(Records for processing begins)
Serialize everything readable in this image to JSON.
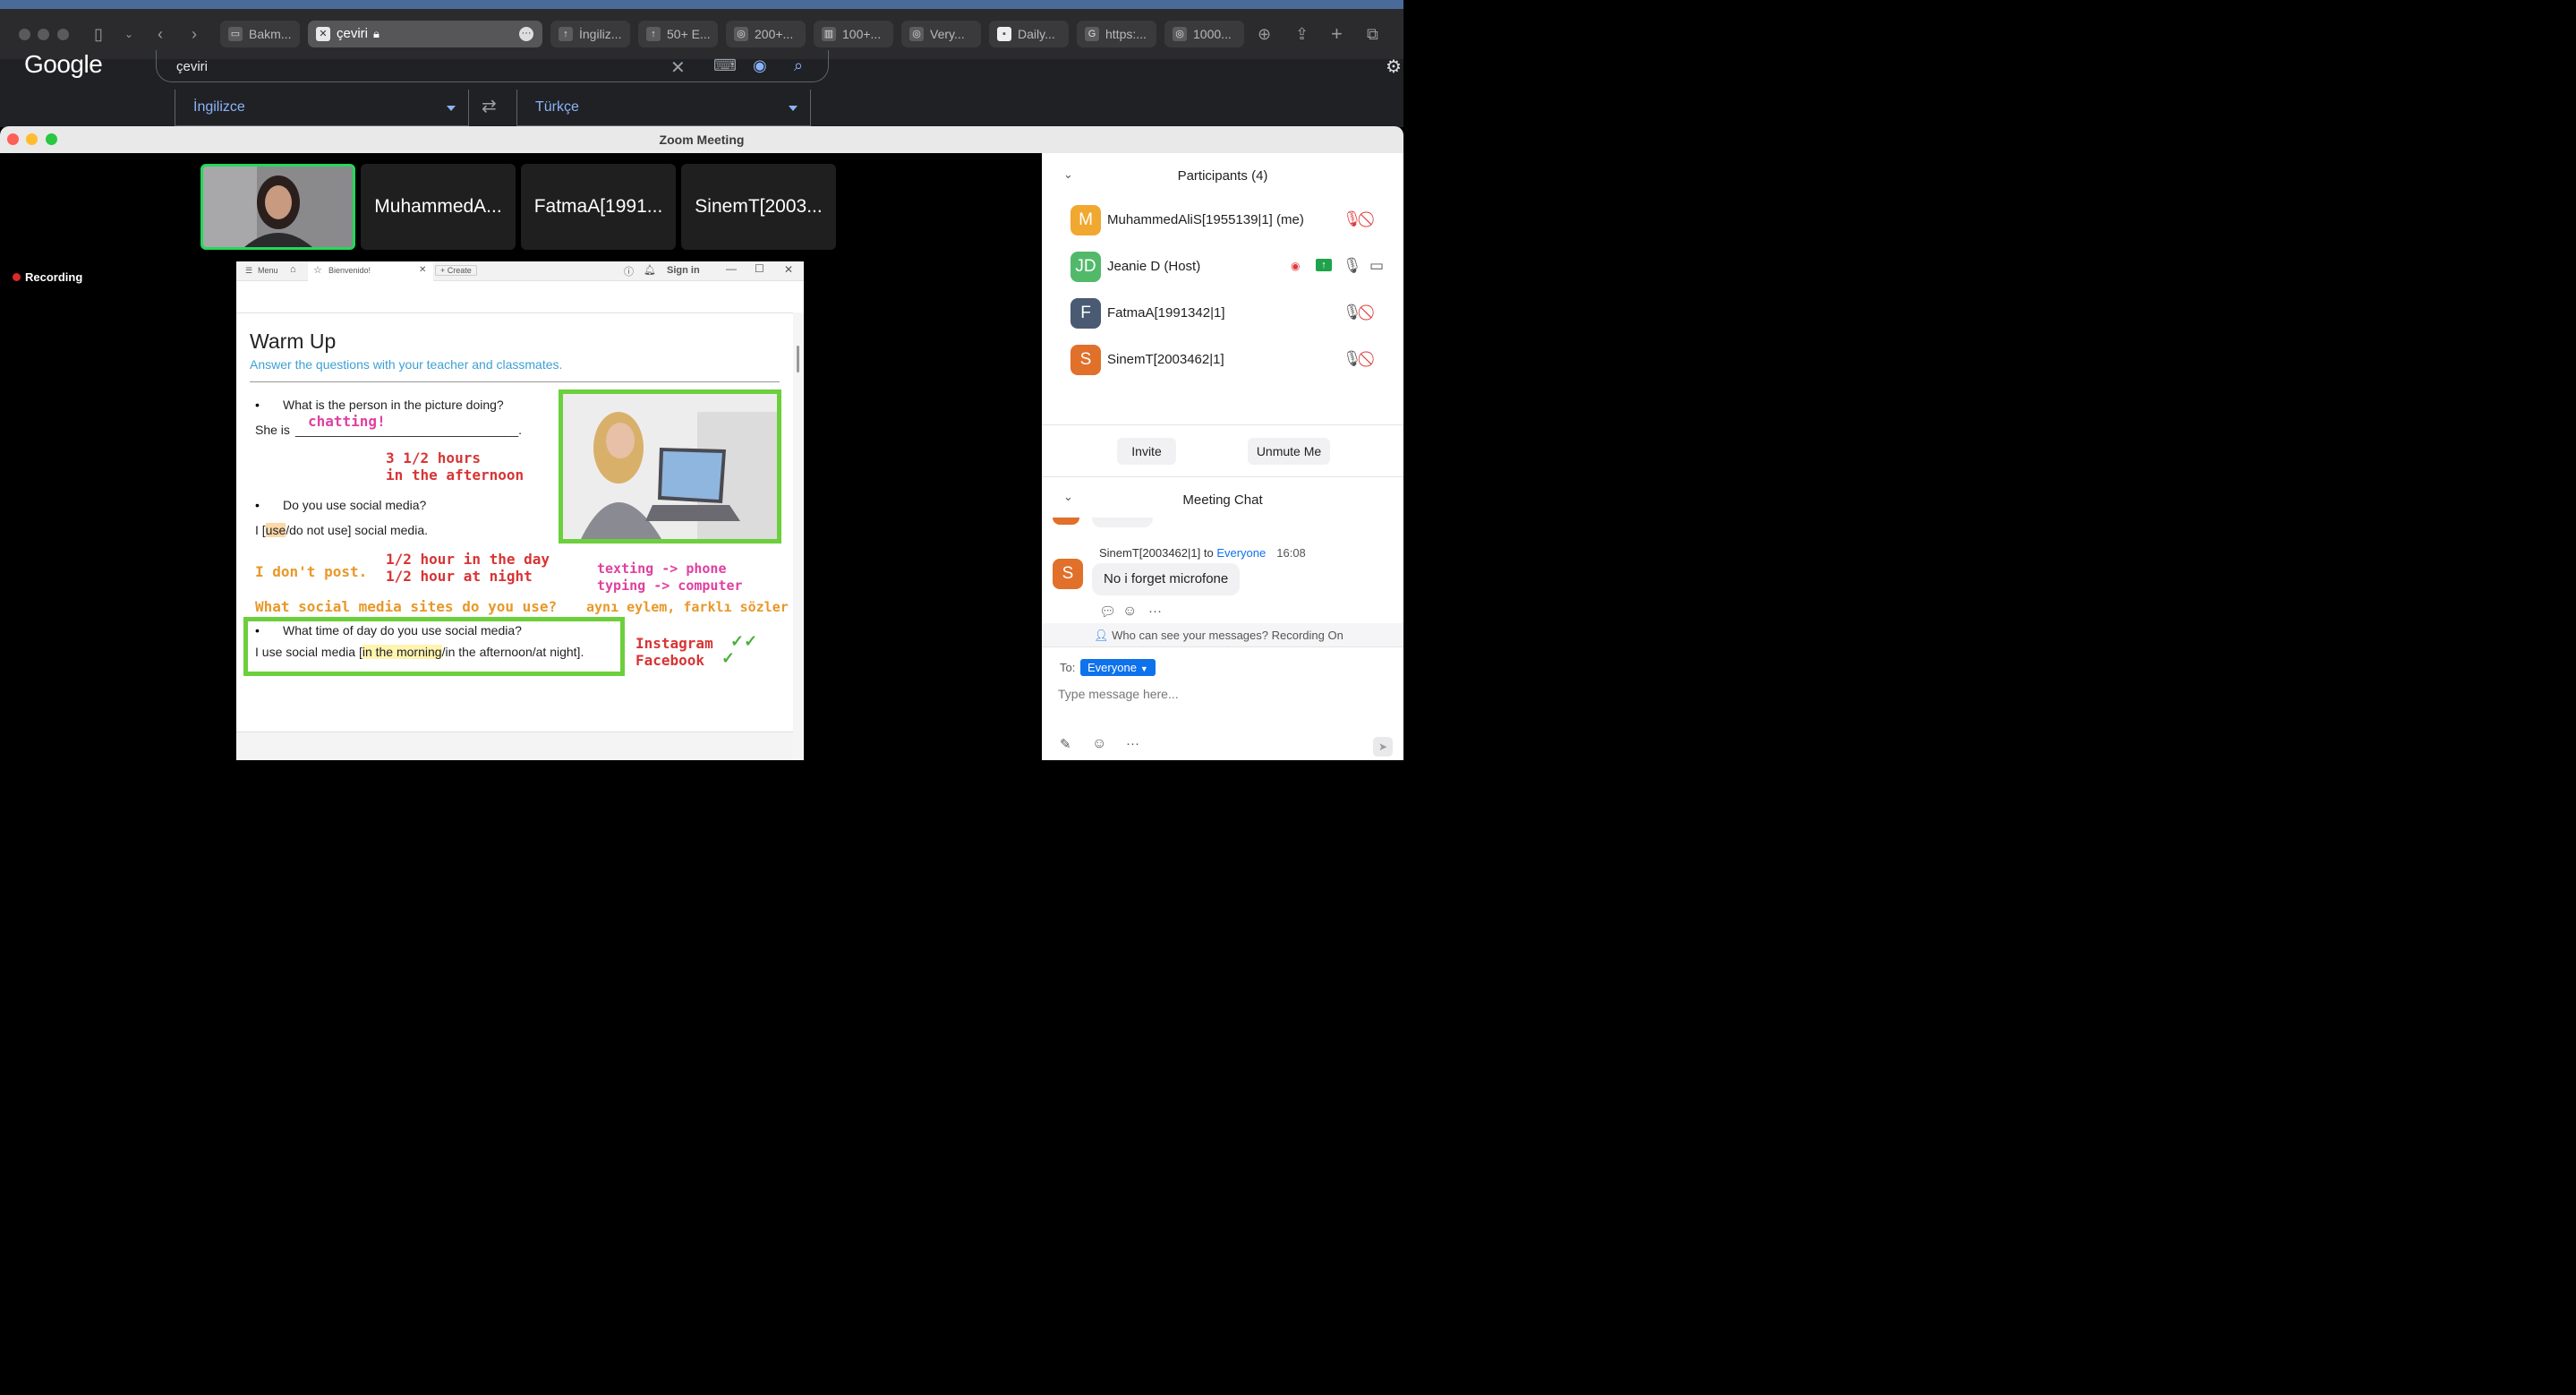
{
  "browser": {
    "tabs": [
      {
        "label": "Bakm...",
        "icon": "tv-icon"
      },
      {
        "label": "çeviri",
        "icon": "x-icon",
        "active": true
      },
      {
        "label": "İngiliz...",
        "icon": "pin-icon"
      },
      {
        "label": "50+ E...",
        "icon": "pin-icon"
      },
      {
        "label": "200+...",
        "icon": "globe-icon"
      },
      {
        "label": "100+...",
        "icon": "book-icon"
      },
      {
        "label": "Very...",
        "icon": "globe-icon"
      },
      {
        "label": "Daily...",
        "icon": "site-icon"
      },
      {
        "label": "https:...",
        "icon": "g-icon"
      },
      {
        "label": "1000...",
        "icon": "globe-icon"
      }
    ]
  },
  "google": {
    "logo": "Google",
    "search_value": "çeviri",
    "source_lang": "İngilizce",
    "target_lang": "Türkçe"
  },
  "zoom": {
    "window_title": "Zoom Meeting",
    "recording_label": "Recording",
    "thumbnails": [
      "MuhammedA...",
      "FatmaA[1991...",
      "SinemT[2003..."
    ],
    "shared_screen": {
      "browser_menu": "Menu",
      "browser_tab": "Bienvenido!",
      "create_tab": "Create",
      "sign_in": "Sign in",
      "title": "Warm Up",
      "subtitle": "Answer the questions with your teacher and classmates.",
      "q1": "What is the person in the picture doing?",
      "q1_answer_prefix": "She is",
      "q1_blank": "________________________________.",
      "note_chatting": "chatting!",
      "note_hours_1": "3 1/2 hours",
      "note_hours_2": "in the afternoon",
      "q2": "Do you use social media?",
      "q2_answer_pre": "I [",
      "q2_answer_use": "use",
      "q2_answer_post": "/do not use] social media.",
      "note_dont_post": "I don't post.",
      "note_day": "1/2 hour in the day",
      "note_night": "1/2 hour at night",
      "note_texting": "texting -> phone",
      "note_typing": "typing -> computer",
      "note_same": "aynı eylem, farklı sözler",
      "note_sites": "What social media sites do you use?",
      "q3": "What time of day do you use social media?",
      "q3_answer_pre": "I use social media [",
      "q3_answer_morning": "in the morning",
      "q3_answer_post": "/in the afternoon/at night].",
      "note_instagram": "Instagram",
      "note_facebook": "Facebook",
      "check_double": "✓✓",
      "check_single": "✓",
      "bullet": "•"
    },
    "participants": {
      "header": "Participants (4)",
      "list": [
        {
          "initials": "M",
          "name": "MuhammedAliS[1955139|1] (me)",
          "color": "#f0a830"
        },
        {
          "initials": "JD",
          "name": "Jeanie D (Host)",
          "color": "#52b96a"
        },
        {
          "initials": "F",
          "name": "FatmaA[1991342|1]",
          "color": "#4a5a72"
        },
        {
          "initials": "S",
          "name": "SinemT[2003462|1]",
          "color": "#e0702a"
        }
      ],
      "invite_label": "Invite",
      "unmute_label": "Unmute Me"
    },
    "chat": {
      "header": "Meeting Chat",
      "sender": "SinemT[2003462|1]",
      "to_word": "to",
      "recipient": "Everyone",
      "time": "16:08",
      "message": "No i forget microfone",
      "sender_initial": "S",
      "visibility_note": "Who can see your messages? Recording On",
      "to_label": "To:",
      "to_value": "Everyone",
      "placeholder": "Type message here..."
    }
  }
}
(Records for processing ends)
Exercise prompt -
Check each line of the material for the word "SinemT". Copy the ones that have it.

Answer to the problem -
      "SinemT[2003..."
          "name": "SinemT[2003462|1]",
      "sender": "SinemT[2003462|1]",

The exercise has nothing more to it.